Hudd moved to Green Bay, Wisconsin in 1868 and continued the practice of law there. He served as city attorney of Green Bay in 1873 and 1874, and in 1874 was elected to the Assembly's First Brown County district (the City of Green Bay, and the Towns of Bellevue, Eaton, Green Bay, Humboldt, Preble and Scott) as a "Democratic Reform" candidate (the Reform Party was a short-lived coalition of Democrats, reform and Liberal Republicans, and Grangers formed in 1873 which secured the election of one Governor of Wisconsin[4] and a number of state legislators). Incumbent Morgan L. Martin, a former War Democrat turned independent who aligned himself with the Liberal Republicans in opposing the re-election of Ulysses S. Grant), was not a candidate. Hudd won 1,160 votes to 1,075 for Republican Hosmer Kellog Cowles.[5]

He was elected once more to the Senate, this time to the Second District (Brown, Door and Kewaunee counties) for the 1876-1877 term, as a "Democratic Reform" candidate, winning 4018 votes to 2036 for Republican George Grimmer. In 1877 he was re-elected as a Democrat (the Reform coalition having collapsed by then), with 1874 votes to 1593 for Republican Assemblyman William Fisk and 638 for Greenbacker B. F. Smith.[6] He was not a candidate for re-election in 1879, and was succeeded by Republican Speaker of the Assembly David M. Kelly.

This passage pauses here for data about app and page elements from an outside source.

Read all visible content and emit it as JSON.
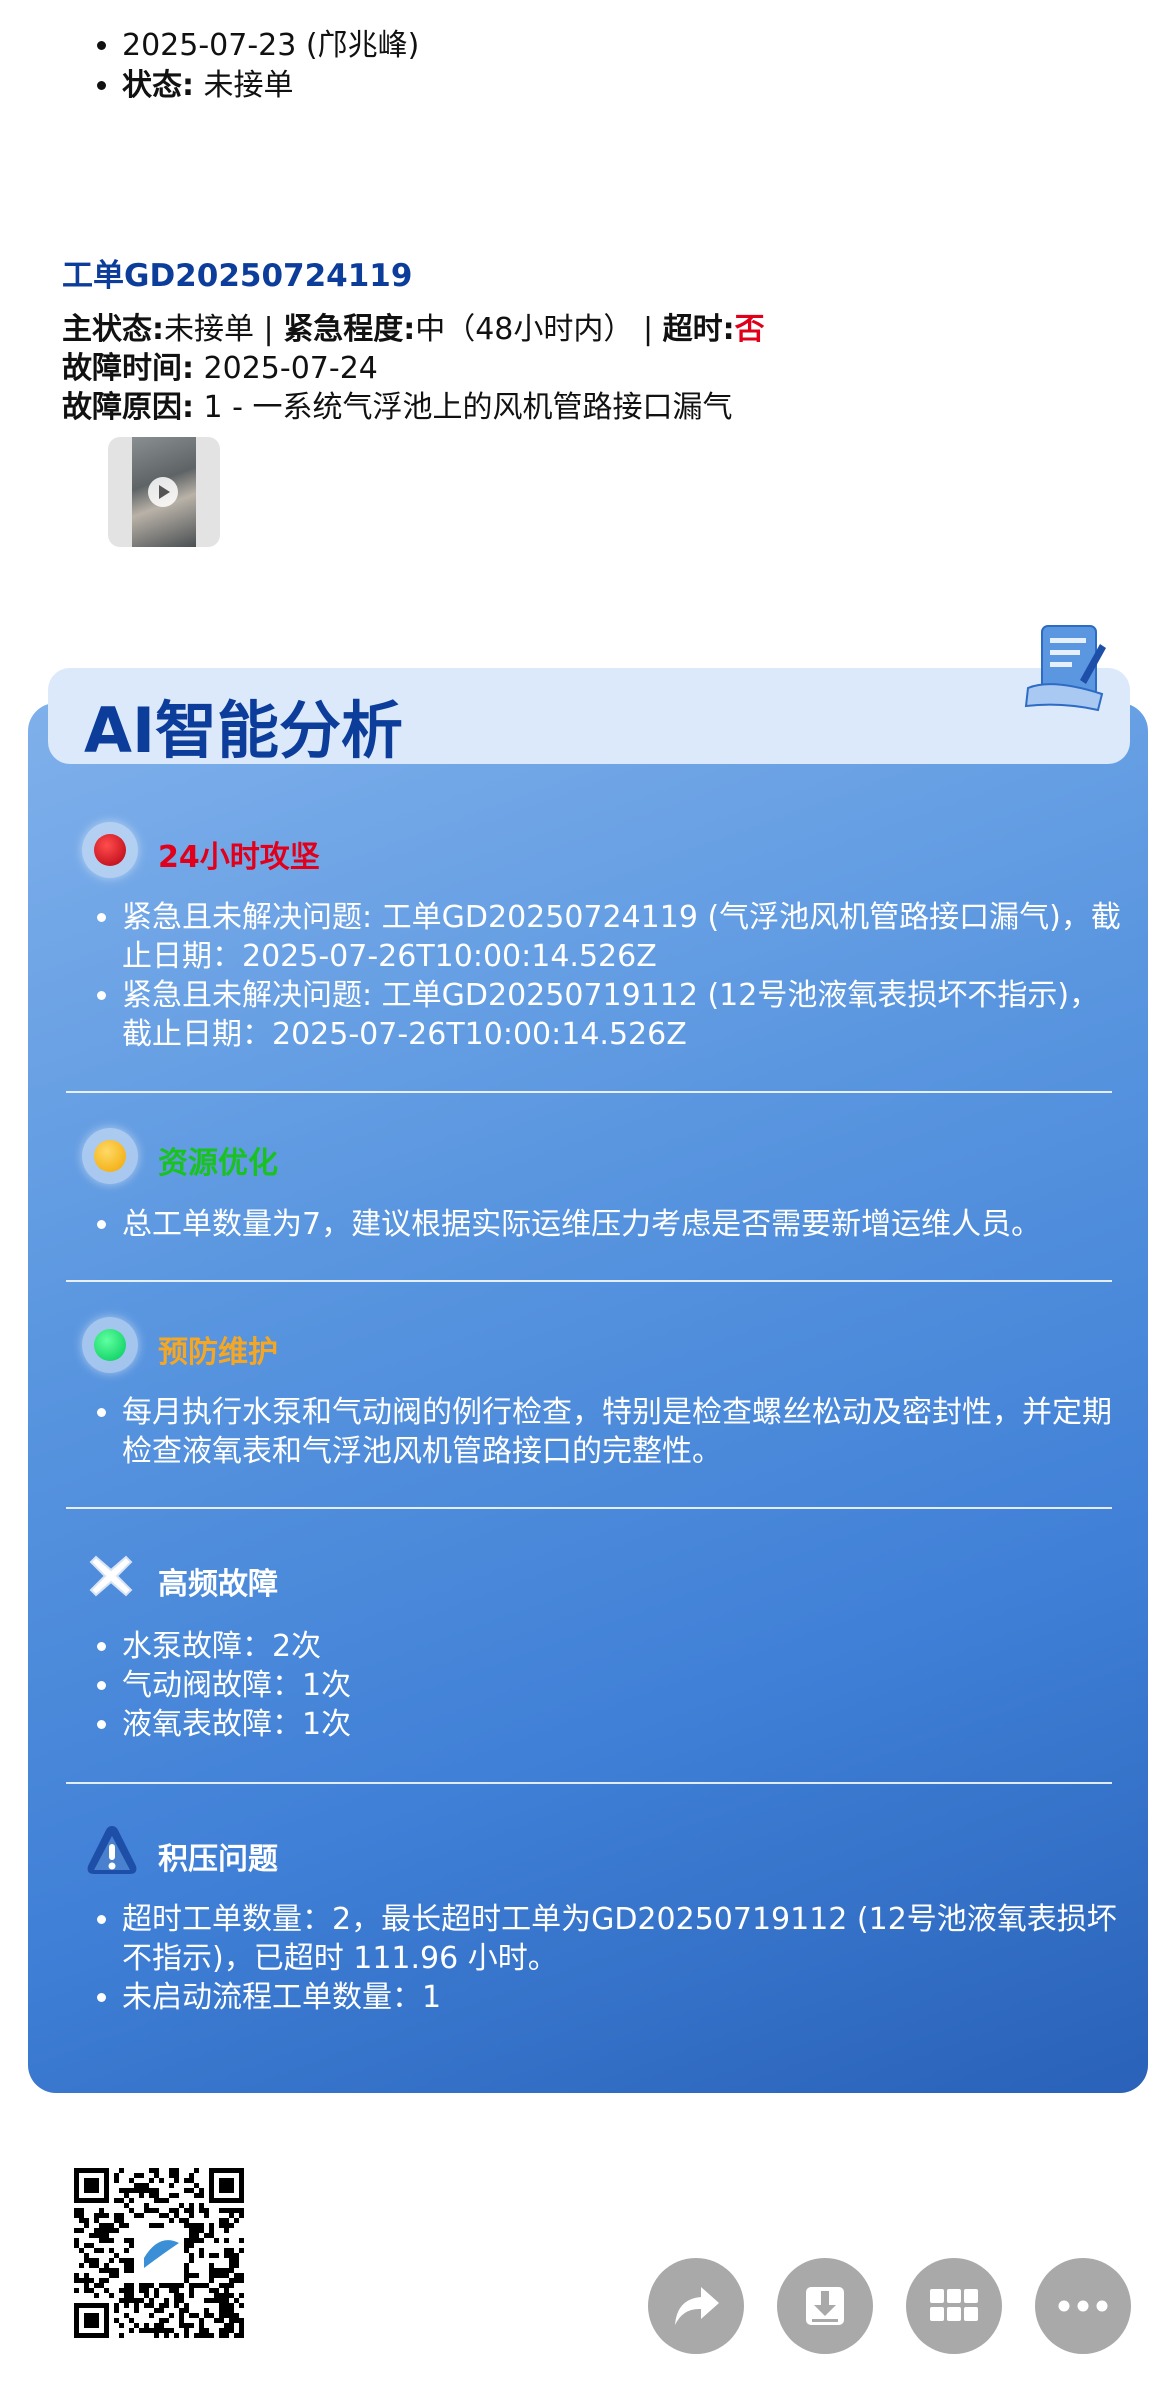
{
  "previous_item": {
    "date_line": "2025-07-23 (邝兆峰)",
    "status_label": "状态:",
    "status_value": "未接单"
  },
  "work_order": {
    "id": "工单GD20250724119",
    "main_status_label": "主状态:",
    "main_status_value": "未接单",
    "sep1": "|",
    "urgency_label": "紧急程度:",
    "urgency_value": "中（48小时内）",
    "sep2": "|",
    "timeout_label": "超时:",
    "timeout_value": "否",
    "fault_time_label": "故障时间:",
    "fault_time_value": "2025-07-24",
    "fault_reason_label": "故障原因:",
    "fault_reason_value": "1 - 一系统气浮池上的风机管路接口漏气"
  },
  "ai_analysis": {
    "title": "AI智能分析",
    "sections": [
      {
        "title": "24小时攻坚",
        "title_color": "#e0001b",
        "icon": "red-circle-icon",
        "items": [
          "紧急且未解决问题: 工单GD20250724119 (气浮池风机管路接口漏气)，截止日期：2025-07-26T10:00:14.526Z",
          "紧急且未解决问题: 工单GD20250719112 (12号池液氧表损坏不指示)，截止日期：2025-07-26T10:00:14.526Z"
        ]
      },
      {
        "title": "资源优化",
        "title_color": "#19c21f",
        "icon": "yellow-circle-icon",
        "items": [
          "总工单数量为7，建议根据实际运维压力考虑是否需要新增运维人员。"
        ]
      },
      {
        "title": "预防维护",
        "title_color": "#f5a623",
        "icon": "green-circle-icon",
        "items": [
          "每月执行水泵和气动阀的例行检查，特别是检查螺丝松动及密封性，并定期检查液氧表和气浮池风机管路接口的完整性。"
        ]
      },
      {
        "title": "高频故障",
        "title_color": "#ffffff",
        "icon": "cross-icon",
        "items": [
          "水泵故障：2次",
          "气动阀故障：1次",
          "液氧表故障：1次"
        ]
      },
      {
        "title": "积压问题",
        "title_color": "#ffffff",
        "icon": "warning-icon",
        "items": [
          "超时工单数量：2，最长超时工单为GD20250719112 (12号池液氧表损坏不指示)，已超时 111.96 小时。",
          "未启动流程工单数量：1"
        ]
      }
    ]
  },
  "footer": {
    "qr_icon": "qr-code-icon",
    "actions": [
      "share-icon",
      "download-icon",
      "apps-icon",
      "more-icon"
    ]
  }
}
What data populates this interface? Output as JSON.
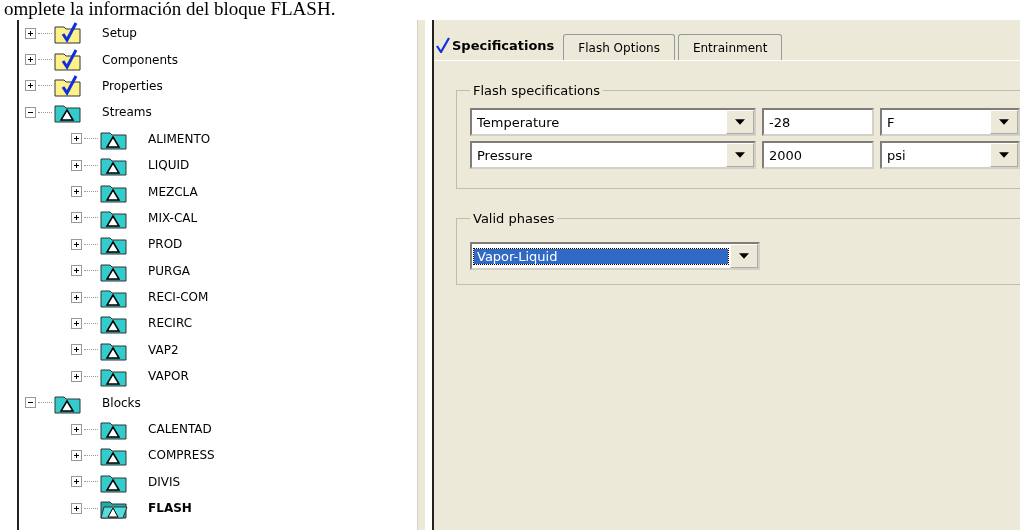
{
  "document_text": "omplete la información del bloque FLASH.",
  "tree": [
    {
      "label": "Setup",
      "kind": "check",
      "expanded": false,
      "selected": false
    },
    {
      "label": "Components",
      "kind": "check",
      "expanded": false,
      "selected": false
    },
    {
      "label": "Properties",
      "kind": "check",
      "expanded": false,
      "selected": false
    },
    {
      "label": "Streams",
      "kind": "triangle",
      "expanded": true,
      "selected": false,
      "children": [
        {
          "label": "ALIMENTO",
          "kind": "triangle",
          "expanded": false,
          "selected": false
        },
        {
          "label": "LIQUID",
          "kind": "triangle",
          "expanded": false,
          "selected": false
        },
        {
          "label": "MEZCLA",
          "kind": "triangle",
          "expanded": false,
          "selected": false
        },
        {
          "label": "MIX-CAL",
          "kind": "triangle",
          "expanded": false,
          "selected": false
        },
        {
          "label": "PROD",
          "kind": "triangle",
          "expanded": false,
          "selected": false
        },
        {
          "label": "PURGA",
          "kind": "triangle",
          "expanded": false,
          "selected": false
        },
        {
          "label": "RECI-COM",
          "kind": "triangle",
          "expanded": false,
          "selected": false
        },
        {
          "label": "RECIRC",
          "kind": "triangle",
          "expanded": false,
          "selected": false
        },
        {
          "label": "VAP2",
          "kind": "triangle",
          "expanded": false,
          "selected": false
        },
        {
          "label": "VAPOR",
          "kind": "triangle",
          "expanded": false,
          "selected": false
        }
      ]
    },
    {
      "label": "Blocks",
      "kind": "triangle",
      "expanded": true,
      "selected": false,
      "children": [
        {
          "label": "CALENTAD",
          "kind": "triangle",
          "expanded": false,
          "selected": false
        },
        {
          "label": "COMPRESS",
          "kind": "triangle",
          "expanded": false,
          "selected": false
        },
        {
          "label": "DIVIS",
          "kind": "triangle",
          "expanded": false,
          "selected": false
        },
        {
          "label": "FLASH",
          "kind": "open",
          "expanded": false,
          "selected": true
        }
      ]
    }
  ],
  "tabs": [
    {
      "label": "Specifications",
      "selected": true,
      "complete": true
    },
    {
      "label": "Flash Options",
      "selected": false,
      "complete": false
    },
    {
      "label": "Entrainment",
      "selected": false,
      "complete": false
    }
  ],
  "flash_specifications": {
    "title": "Flash specifications",
    "rows": [
      {
        "variable": "Temperature",
        "value": "-28",
        "unit": "F"
      },
      {
        "variable": "Pressure",
        "value": "2000",
        "unit": "psi"
      }
    ]
  },
  "valid_phases": {
    "title": "Valid phases",
    "value": "Vapor-Liquid",
    "selected": true
  }
}
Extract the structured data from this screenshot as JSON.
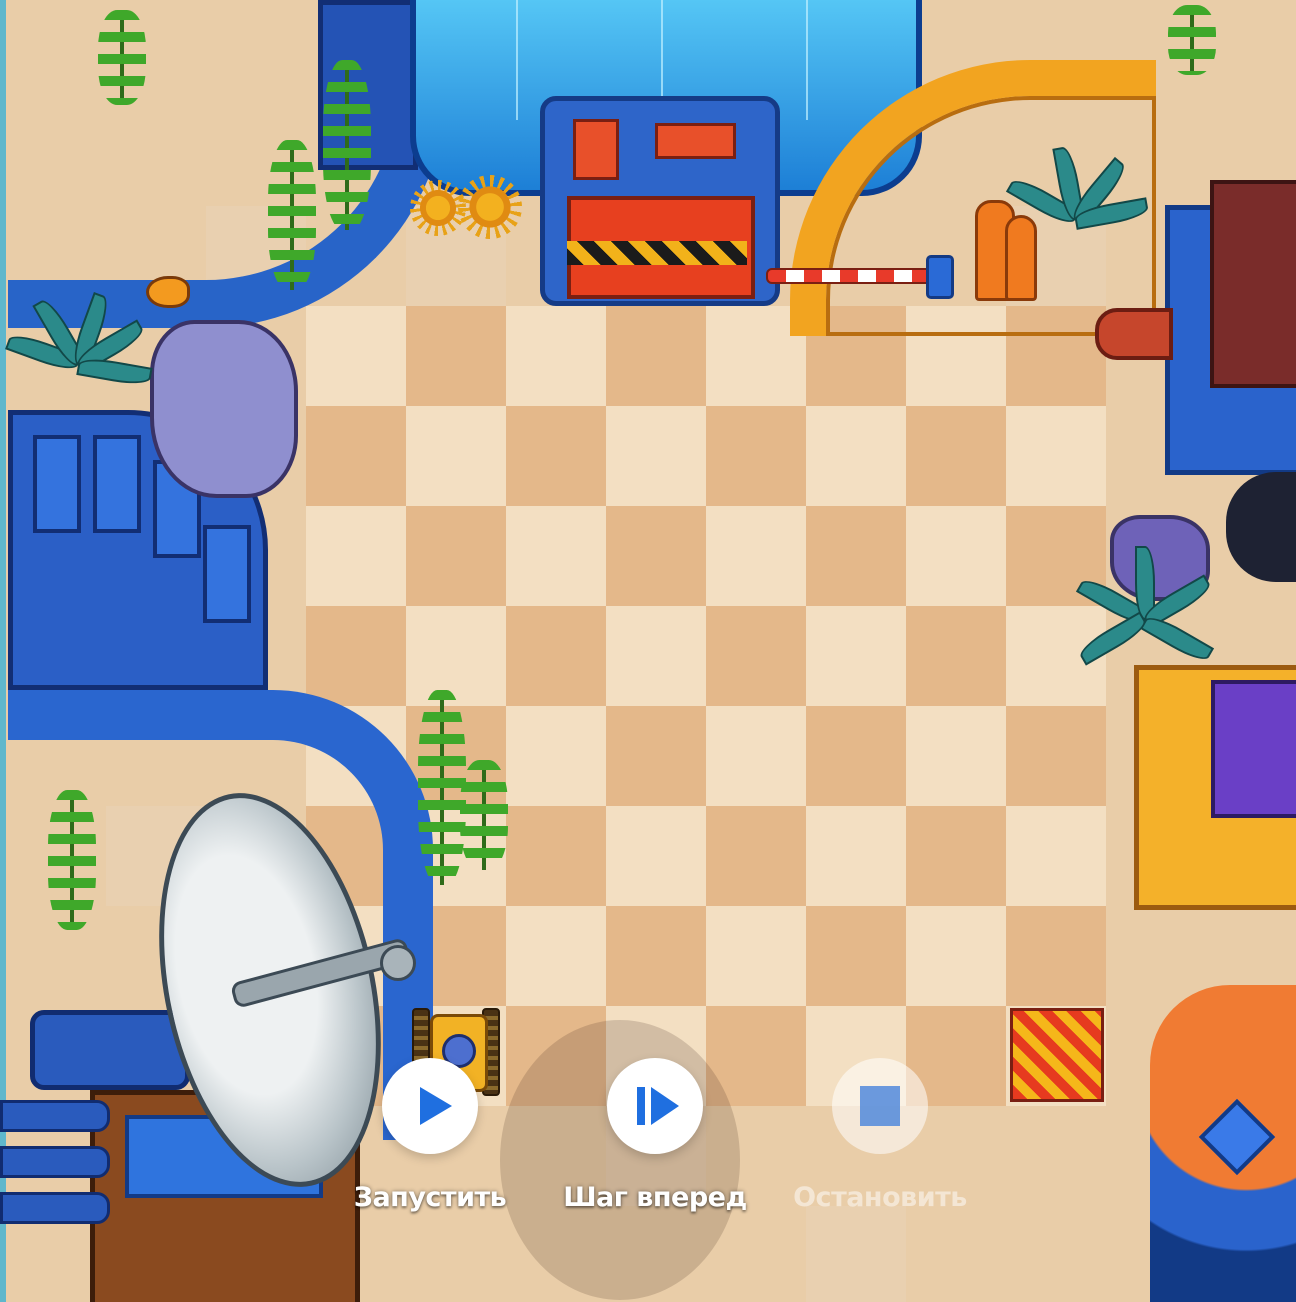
{
  "scene": {
    "board": {
      "rows": 8,
      "cols": 8,
      "light_color": "#f3dfc2",
      "dark_color": "#e4b88a"
    },
    "robot": {
      "icon": "tank-robot-icon",
      "color": "#f2b225"
    },
    "target": {
      "icon": "striped-target-tile-icon",
      "colors": [
        "#e63a1f",
        "#f5b71a"
      ]
    }
  },
  "controls": {
    "run": {
      "label": "Запустить",
      "icon": "play-icon",
      "enabled": true
    },
    "step": {
      "label": "Шаг вперед",
      "icon": "step-forward-icon",
      "enabled": true
    },
    "stop": {
      "label": "Остановить",
      "icon": "stop-icon",
      "enabled": false
    }
  },
  "colors": {
    "accent": "#1f6fe0",
    "water_edge": "#5fb7cc"
  }
}
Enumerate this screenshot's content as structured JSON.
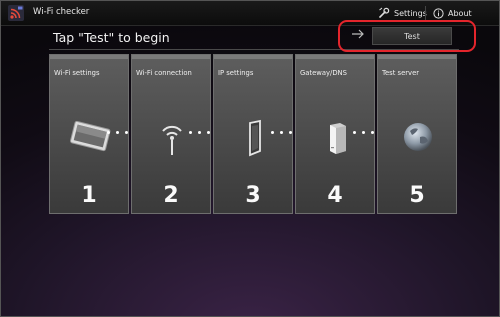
{
  "app": {
    "title": "Wi-Fi checker"
  },
  "actionbar": {
    "settings_label": "Settings",
    "about_label": "About"
  },
  "main": {
    "headline": "Tap \"Test\" to begin",
    "test_button_label": "Test"
  },
  "steps": [
    {
      "label": "Wi-Fi settings",
      "number": "1",
      "icon": "tablet-icon"
    },
    {
      "label": "Wi-Fi connection",
      "number": "2",
      "icon": "wifi-antenna-icon"
    },
    {
      "label": "IP settings",
      "number": "3",
      "icon": "ip-panel-icon"
    },
    {
      "label": "Gateway/DNS",
      "number": "4",
      "icon": "gateway-router-icon"
    },
    {
      "label": "Test server",
      "number": "5",
      "icon": "globe-icon"
    }
  ],
  "colors": {
    "highlight": "#e4252c",
    "card_top": "#5e5e5e",
    "background": "#1f1528"
  }
}
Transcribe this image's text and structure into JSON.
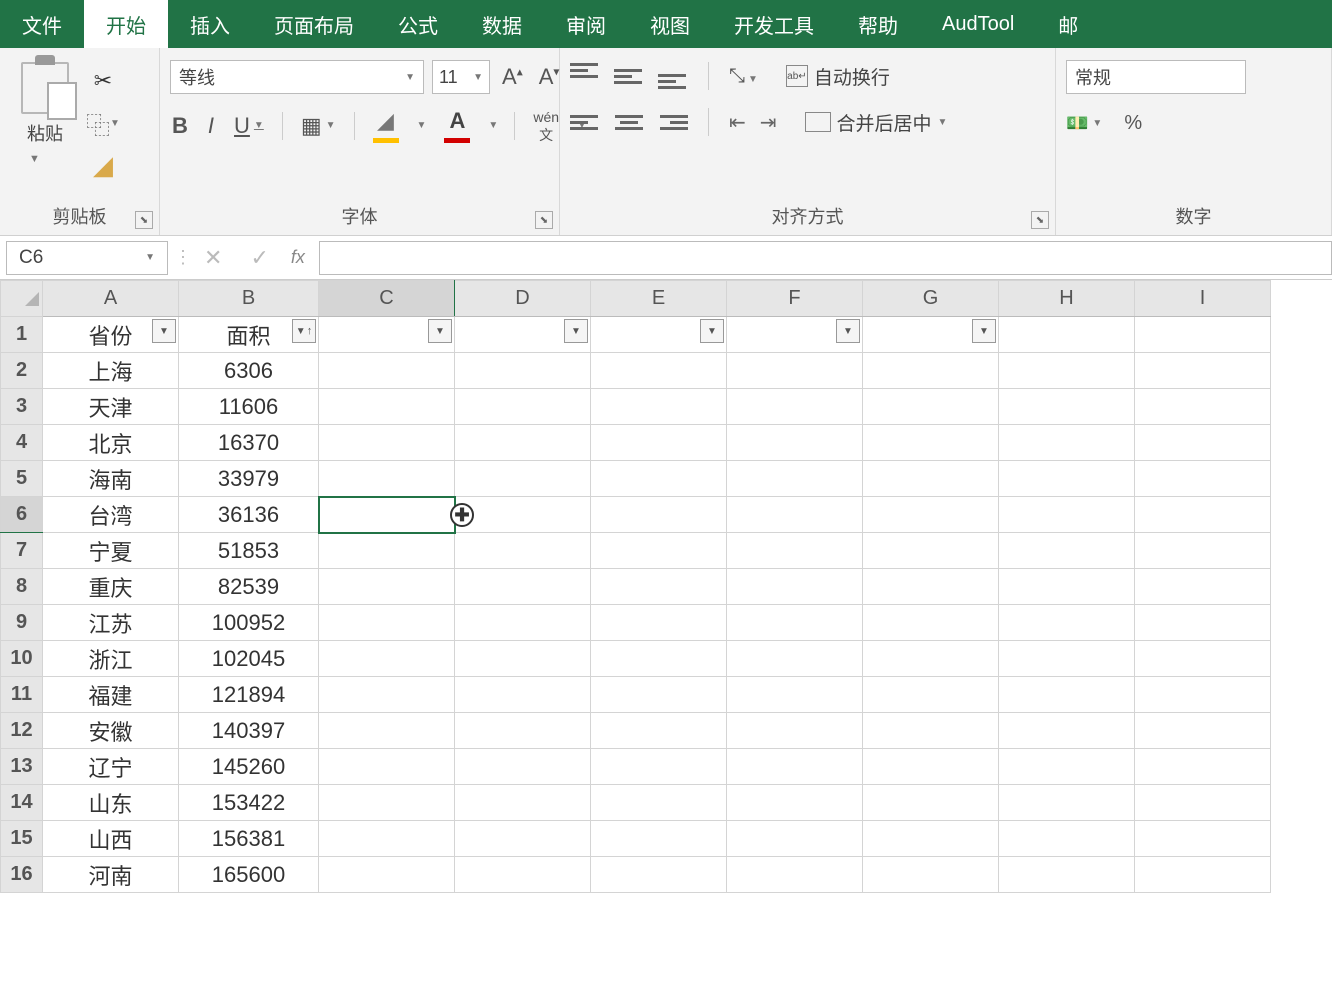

Hudd served as a delegate to the 1880 Democratic National Convention, and was elected once more to the Senate in 1881, in a new Second District consisting solely of Brown County. Kelly was not a candidate, and Hudd took back the seat with 2152 votes to 1777 for Republican Assemblyman James Rasmussen. He was re-elected in 1884 for what was now a four-year term, with 3,585 votes to 3,087 for Republican Charles W. Day.

Congress and after[edit]

On February 23, 1886, Hudd was elected as a Democrat to the Forty-ninth Congress to fill the vacancy for Wisconsin's 5th congressional district caused by the death of Joseph Rankin; Charles Day succeeded him in the Senate seat they had contested. Hudd was reelected to the Fiftieth Congress and served from March 8, 1886, to March 3, 1889. He served as chairman of the Committee on Expenditures in the Department of the Interior (Fiftieth Congress).

He did not seek renomination in 1888, and resumed the practice of law. He died of a stroke in Green Bay on June 22, 1896,[1] and was interred in Woodlawn Cemetery.[7]


U.S. House of Representatives
Preceded by
Joseph Rankin
Member of the U.S. House of Representatives
from Wisconsin's 5th congressional district

March 8, 1886 – March 3, 1889
Succeeded by
George H. Brickner